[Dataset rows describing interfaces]
══════════════════════════════

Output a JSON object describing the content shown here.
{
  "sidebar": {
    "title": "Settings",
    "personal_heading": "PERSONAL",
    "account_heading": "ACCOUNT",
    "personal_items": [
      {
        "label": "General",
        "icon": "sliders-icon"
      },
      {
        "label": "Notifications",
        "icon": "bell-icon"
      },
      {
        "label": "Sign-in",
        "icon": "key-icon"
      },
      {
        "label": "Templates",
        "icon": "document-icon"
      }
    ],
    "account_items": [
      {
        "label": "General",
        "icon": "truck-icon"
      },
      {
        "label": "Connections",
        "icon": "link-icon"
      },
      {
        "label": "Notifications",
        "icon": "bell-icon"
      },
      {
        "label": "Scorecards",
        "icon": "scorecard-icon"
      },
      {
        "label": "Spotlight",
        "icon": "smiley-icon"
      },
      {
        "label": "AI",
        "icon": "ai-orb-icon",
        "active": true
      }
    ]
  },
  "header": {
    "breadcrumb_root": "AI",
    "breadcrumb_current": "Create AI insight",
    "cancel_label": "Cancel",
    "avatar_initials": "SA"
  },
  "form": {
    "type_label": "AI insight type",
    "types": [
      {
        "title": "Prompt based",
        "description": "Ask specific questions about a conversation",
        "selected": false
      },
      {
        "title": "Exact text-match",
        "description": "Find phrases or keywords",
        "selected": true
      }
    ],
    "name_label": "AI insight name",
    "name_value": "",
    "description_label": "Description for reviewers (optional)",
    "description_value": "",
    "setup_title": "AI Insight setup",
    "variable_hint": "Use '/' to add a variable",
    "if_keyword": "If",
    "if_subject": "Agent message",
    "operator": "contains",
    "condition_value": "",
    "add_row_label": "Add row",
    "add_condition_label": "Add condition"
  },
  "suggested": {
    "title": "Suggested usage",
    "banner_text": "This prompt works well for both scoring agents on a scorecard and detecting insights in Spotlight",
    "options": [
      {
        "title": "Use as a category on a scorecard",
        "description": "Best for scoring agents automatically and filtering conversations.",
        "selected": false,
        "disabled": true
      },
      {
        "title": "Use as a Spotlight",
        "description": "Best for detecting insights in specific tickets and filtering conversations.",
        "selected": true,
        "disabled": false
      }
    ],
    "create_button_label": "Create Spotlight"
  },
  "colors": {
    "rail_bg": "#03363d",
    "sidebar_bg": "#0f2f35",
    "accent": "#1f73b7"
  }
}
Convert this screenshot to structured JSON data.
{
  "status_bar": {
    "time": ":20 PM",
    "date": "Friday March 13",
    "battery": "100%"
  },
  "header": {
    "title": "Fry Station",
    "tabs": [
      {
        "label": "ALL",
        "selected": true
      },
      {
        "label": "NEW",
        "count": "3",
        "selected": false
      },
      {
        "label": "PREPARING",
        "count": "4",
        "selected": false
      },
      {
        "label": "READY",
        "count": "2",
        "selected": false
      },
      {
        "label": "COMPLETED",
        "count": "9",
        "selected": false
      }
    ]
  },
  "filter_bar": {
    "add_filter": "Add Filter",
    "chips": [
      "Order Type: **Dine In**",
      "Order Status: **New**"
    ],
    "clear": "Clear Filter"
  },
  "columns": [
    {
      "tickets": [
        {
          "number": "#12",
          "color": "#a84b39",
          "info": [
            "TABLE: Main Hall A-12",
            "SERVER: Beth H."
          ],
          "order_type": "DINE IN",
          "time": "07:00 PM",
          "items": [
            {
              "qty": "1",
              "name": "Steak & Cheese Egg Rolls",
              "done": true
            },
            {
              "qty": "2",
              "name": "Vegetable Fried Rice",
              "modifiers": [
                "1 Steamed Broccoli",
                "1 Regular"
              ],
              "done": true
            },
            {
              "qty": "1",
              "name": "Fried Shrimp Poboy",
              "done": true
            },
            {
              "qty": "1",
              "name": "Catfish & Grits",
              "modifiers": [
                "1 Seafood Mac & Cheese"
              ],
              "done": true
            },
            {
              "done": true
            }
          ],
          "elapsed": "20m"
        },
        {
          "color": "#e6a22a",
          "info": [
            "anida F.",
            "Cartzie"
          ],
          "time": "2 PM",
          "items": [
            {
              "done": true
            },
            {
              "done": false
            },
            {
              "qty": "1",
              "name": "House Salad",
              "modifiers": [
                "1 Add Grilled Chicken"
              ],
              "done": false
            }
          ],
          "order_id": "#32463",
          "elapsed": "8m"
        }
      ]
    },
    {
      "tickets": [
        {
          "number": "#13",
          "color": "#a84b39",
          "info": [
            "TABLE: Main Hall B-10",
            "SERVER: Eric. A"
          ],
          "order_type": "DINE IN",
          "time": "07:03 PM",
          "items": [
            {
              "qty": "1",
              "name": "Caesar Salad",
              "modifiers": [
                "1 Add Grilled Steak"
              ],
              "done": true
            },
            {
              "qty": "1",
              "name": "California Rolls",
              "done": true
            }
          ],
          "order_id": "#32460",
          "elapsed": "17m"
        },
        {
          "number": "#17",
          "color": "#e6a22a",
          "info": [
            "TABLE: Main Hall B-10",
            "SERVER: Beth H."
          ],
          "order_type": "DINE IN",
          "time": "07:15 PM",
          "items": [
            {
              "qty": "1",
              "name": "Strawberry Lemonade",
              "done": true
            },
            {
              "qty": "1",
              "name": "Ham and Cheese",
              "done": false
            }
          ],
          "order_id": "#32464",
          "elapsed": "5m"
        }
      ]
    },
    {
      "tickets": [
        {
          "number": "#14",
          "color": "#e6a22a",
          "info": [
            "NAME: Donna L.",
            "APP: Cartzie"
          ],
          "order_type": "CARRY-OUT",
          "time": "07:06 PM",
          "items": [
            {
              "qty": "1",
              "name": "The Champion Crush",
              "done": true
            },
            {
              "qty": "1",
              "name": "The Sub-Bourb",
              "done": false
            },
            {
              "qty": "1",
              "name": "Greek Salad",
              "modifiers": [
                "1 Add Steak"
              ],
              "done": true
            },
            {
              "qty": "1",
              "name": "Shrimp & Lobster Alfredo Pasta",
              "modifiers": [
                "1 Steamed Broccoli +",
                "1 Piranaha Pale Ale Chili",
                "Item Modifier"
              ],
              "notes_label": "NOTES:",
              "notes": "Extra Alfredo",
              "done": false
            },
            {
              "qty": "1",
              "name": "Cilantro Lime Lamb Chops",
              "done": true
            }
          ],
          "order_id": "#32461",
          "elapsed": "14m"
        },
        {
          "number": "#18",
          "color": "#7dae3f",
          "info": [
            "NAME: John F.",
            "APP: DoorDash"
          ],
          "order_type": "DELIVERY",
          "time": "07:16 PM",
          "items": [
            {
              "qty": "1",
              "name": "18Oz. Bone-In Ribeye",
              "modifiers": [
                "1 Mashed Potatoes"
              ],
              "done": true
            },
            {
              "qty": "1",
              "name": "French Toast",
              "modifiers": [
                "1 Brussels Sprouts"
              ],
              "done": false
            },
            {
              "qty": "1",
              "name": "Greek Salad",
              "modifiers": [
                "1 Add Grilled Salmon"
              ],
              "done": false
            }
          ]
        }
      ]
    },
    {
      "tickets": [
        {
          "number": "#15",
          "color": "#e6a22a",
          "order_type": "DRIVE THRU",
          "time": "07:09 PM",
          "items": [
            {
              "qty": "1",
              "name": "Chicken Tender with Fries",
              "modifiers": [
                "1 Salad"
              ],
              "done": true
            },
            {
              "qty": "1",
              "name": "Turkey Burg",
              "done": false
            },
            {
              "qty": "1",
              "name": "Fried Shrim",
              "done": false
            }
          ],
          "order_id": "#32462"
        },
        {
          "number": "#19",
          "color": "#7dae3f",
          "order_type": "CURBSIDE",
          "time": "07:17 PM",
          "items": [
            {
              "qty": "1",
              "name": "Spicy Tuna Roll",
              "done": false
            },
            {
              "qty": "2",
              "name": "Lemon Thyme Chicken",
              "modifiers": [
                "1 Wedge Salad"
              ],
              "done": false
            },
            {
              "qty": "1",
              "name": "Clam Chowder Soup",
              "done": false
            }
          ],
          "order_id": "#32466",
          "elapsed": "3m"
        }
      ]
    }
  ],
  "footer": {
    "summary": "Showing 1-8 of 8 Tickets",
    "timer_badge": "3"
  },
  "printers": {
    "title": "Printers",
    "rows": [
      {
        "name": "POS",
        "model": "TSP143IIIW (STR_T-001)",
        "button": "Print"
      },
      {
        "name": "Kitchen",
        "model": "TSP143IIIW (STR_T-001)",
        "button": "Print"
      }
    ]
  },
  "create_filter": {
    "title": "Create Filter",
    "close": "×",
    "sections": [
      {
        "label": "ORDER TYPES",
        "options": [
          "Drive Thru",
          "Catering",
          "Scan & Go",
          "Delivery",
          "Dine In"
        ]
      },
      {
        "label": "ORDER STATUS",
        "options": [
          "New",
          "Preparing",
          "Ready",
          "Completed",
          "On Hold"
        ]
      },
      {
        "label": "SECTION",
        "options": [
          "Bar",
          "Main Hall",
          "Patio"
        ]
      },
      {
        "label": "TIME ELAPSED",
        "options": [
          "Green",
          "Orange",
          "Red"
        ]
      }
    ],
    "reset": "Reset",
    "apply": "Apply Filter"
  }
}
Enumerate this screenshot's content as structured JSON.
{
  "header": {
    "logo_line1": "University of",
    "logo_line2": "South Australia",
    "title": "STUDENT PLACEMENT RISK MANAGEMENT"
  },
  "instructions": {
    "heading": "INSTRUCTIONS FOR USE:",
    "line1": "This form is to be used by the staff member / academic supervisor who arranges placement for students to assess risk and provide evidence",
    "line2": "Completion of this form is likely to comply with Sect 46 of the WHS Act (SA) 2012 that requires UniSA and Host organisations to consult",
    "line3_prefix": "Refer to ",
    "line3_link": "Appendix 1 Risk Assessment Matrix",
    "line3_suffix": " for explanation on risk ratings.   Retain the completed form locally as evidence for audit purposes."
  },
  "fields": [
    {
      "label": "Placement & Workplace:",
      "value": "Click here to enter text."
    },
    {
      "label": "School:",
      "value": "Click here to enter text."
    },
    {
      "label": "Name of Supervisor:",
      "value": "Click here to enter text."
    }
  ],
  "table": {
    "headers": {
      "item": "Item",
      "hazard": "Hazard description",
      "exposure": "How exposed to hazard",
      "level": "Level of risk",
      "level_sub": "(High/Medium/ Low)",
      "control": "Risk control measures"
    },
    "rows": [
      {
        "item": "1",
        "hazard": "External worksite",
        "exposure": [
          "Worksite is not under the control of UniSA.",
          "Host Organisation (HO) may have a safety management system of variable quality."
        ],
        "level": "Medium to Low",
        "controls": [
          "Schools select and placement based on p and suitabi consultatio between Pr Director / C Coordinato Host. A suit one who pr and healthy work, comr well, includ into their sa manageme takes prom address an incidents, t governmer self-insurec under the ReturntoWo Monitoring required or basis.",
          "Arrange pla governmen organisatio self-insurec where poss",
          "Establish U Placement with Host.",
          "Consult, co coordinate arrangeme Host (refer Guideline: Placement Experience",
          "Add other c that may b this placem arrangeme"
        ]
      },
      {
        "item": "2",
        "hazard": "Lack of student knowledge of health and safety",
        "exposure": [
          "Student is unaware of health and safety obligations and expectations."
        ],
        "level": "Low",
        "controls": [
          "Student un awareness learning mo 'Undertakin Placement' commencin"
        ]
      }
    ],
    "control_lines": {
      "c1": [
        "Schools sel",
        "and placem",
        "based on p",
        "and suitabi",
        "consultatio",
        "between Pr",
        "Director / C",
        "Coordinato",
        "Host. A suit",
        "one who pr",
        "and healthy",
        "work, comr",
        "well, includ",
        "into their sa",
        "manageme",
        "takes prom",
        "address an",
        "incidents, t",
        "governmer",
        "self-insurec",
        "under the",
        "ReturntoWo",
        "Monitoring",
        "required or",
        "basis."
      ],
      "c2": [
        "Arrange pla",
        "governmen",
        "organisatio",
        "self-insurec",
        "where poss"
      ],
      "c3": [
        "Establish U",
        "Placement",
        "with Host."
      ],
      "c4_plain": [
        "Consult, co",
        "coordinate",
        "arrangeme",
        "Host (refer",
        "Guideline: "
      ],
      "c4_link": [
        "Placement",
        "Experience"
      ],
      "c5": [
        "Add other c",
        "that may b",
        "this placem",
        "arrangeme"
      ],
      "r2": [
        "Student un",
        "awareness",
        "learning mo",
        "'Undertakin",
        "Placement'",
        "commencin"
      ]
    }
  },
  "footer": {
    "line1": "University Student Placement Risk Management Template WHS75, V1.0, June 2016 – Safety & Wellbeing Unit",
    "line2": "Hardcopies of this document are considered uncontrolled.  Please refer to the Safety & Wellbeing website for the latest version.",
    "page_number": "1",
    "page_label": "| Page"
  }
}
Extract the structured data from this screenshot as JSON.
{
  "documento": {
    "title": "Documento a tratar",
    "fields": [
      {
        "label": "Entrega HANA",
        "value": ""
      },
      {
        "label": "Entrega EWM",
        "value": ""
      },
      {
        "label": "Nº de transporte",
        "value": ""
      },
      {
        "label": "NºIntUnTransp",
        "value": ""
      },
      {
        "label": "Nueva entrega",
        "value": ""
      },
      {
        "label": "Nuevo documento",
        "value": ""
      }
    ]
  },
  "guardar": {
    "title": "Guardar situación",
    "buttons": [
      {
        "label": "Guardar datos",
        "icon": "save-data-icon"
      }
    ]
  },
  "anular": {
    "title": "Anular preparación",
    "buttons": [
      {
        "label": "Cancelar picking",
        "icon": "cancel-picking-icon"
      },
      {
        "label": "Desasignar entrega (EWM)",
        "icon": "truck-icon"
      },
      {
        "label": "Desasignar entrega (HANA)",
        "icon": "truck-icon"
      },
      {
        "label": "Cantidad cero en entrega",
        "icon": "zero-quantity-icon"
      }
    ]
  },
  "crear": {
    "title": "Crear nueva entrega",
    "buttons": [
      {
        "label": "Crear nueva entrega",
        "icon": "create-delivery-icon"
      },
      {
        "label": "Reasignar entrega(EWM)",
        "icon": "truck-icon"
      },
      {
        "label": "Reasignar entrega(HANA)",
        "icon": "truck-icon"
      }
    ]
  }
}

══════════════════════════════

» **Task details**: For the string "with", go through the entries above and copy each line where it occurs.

» **Result of the task**:
              "name": "Chicken Tender with Fries",
    "line2": "Completion of this form is likely to comply with Sect 46 of the WHS Act (SA) 2012 that requires UniSA and Host organisations to consult",
          "Establish U Placement with Host.",
        "with Host."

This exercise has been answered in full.